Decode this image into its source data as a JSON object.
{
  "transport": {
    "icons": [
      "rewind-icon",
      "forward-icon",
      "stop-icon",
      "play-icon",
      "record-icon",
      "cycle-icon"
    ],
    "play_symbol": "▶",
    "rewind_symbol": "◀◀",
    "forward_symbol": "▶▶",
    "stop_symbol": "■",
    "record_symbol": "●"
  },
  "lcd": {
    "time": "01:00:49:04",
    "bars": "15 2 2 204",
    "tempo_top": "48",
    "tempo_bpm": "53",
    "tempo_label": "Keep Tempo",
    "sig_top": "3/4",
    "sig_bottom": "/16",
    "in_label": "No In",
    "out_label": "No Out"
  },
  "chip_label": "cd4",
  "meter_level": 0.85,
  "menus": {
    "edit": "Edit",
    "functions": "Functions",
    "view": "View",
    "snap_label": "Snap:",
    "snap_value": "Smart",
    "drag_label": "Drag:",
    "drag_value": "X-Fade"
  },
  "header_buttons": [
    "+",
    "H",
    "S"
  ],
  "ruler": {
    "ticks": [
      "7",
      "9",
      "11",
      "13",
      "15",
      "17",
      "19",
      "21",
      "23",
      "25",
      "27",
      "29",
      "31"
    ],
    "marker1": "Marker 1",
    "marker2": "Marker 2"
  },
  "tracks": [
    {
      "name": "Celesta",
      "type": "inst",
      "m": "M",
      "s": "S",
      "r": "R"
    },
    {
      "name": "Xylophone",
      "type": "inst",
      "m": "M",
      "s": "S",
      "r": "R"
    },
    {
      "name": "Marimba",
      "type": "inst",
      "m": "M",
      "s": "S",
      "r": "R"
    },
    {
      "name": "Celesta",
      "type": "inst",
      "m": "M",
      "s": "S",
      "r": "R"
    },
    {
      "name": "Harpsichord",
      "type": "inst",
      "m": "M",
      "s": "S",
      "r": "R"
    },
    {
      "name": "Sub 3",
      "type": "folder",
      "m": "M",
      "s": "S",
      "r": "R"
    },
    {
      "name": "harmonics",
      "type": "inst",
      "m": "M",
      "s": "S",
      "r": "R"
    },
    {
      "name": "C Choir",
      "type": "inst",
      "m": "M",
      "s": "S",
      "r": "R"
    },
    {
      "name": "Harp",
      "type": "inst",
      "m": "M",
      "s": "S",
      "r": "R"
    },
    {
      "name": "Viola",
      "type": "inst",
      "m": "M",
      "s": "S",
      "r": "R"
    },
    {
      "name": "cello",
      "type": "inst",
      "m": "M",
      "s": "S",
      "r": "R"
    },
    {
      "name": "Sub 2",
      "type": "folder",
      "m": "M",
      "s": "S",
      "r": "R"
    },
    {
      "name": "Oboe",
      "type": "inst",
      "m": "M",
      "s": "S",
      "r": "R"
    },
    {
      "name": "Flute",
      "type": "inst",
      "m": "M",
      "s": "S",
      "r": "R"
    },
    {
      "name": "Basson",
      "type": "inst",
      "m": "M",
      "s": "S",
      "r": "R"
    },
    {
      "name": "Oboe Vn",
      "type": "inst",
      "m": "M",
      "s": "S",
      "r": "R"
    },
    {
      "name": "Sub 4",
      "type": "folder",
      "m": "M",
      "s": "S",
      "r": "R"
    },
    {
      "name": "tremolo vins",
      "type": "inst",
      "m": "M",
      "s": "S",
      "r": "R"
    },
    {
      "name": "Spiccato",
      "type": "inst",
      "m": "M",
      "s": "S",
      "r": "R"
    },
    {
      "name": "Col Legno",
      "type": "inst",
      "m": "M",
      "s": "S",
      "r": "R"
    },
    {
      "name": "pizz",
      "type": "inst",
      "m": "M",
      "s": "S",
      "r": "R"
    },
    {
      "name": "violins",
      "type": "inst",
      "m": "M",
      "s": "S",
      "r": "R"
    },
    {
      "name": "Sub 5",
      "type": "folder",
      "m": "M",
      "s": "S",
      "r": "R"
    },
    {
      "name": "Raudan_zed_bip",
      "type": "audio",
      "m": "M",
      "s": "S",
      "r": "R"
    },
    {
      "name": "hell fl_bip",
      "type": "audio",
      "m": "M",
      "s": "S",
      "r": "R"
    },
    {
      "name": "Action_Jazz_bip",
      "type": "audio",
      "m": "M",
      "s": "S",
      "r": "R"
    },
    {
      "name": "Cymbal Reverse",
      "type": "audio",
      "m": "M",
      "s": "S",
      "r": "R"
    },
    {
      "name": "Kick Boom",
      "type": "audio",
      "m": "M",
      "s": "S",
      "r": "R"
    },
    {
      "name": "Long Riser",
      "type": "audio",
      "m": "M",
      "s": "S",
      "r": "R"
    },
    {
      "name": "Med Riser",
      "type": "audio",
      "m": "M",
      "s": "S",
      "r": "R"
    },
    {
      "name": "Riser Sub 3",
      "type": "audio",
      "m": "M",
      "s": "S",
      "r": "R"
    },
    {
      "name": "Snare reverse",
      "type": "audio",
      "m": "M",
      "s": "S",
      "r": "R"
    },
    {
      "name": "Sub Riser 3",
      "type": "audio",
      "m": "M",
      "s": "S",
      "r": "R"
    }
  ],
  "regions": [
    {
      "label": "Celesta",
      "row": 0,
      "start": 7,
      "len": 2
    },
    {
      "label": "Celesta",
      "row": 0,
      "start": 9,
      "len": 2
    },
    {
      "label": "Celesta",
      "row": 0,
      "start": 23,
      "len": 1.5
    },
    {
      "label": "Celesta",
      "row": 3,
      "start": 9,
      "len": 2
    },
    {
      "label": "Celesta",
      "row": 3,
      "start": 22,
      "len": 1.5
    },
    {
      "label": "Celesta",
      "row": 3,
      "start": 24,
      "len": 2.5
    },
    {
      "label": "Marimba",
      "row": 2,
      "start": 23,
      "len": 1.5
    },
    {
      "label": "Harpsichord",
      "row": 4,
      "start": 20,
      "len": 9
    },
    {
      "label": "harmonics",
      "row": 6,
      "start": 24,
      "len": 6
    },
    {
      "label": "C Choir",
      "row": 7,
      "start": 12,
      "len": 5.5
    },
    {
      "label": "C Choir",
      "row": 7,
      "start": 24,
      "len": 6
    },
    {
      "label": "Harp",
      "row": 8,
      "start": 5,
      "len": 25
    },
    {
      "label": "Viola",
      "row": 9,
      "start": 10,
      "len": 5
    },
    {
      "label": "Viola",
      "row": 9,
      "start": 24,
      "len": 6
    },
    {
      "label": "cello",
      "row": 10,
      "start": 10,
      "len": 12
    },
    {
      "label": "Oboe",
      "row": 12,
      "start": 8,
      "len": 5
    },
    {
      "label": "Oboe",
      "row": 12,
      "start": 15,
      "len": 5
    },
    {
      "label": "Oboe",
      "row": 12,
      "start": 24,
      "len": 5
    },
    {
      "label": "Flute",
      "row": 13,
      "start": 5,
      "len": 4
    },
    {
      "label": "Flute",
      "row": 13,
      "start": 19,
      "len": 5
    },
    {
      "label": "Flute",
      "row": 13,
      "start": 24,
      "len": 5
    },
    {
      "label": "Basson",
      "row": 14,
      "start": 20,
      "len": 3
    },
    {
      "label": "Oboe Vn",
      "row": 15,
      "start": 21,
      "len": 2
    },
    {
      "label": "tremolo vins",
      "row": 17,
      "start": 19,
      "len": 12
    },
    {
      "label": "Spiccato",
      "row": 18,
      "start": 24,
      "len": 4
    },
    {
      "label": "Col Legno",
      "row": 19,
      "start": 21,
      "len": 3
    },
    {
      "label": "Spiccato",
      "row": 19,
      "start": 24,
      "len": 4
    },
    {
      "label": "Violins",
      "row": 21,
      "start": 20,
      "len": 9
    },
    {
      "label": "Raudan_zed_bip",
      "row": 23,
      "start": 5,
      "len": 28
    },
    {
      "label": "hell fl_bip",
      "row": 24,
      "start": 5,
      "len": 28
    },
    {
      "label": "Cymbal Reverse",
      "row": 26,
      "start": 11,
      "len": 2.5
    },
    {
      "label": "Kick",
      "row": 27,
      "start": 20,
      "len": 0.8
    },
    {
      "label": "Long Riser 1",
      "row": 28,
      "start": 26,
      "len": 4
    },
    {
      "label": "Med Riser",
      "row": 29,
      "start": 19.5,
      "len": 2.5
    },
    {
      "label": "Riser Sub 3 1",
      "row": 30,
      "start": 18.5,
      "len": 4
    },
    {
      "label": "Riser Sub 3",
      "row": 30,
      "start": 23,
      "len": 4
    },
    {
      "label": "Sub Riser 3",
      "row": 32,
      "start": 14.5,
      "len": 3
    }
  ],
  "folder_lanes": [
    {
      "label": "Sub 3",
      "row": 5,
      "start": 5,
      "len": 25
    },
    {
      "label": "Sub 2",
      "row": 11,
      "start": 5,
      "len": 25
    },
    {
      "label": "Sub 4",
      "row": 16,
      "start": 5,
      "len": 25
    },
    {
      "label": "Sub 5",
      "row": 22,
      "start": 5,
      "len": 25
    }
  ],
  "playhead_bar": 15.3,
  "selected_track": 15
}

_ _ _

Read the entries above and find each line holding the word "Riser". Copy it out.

Answer box:
      "name": "Long Riser",
      "name": "Med Riser",
      "name": "Riser Sub 3",
      "name": "Sub Riser 3",
      "label": "Long Riser 1",
      "label": "Med Riser",
      "label": "Riser Sub 3 1",
      "label": "Riser Sub 3",
      "label": "Sub Riser 3",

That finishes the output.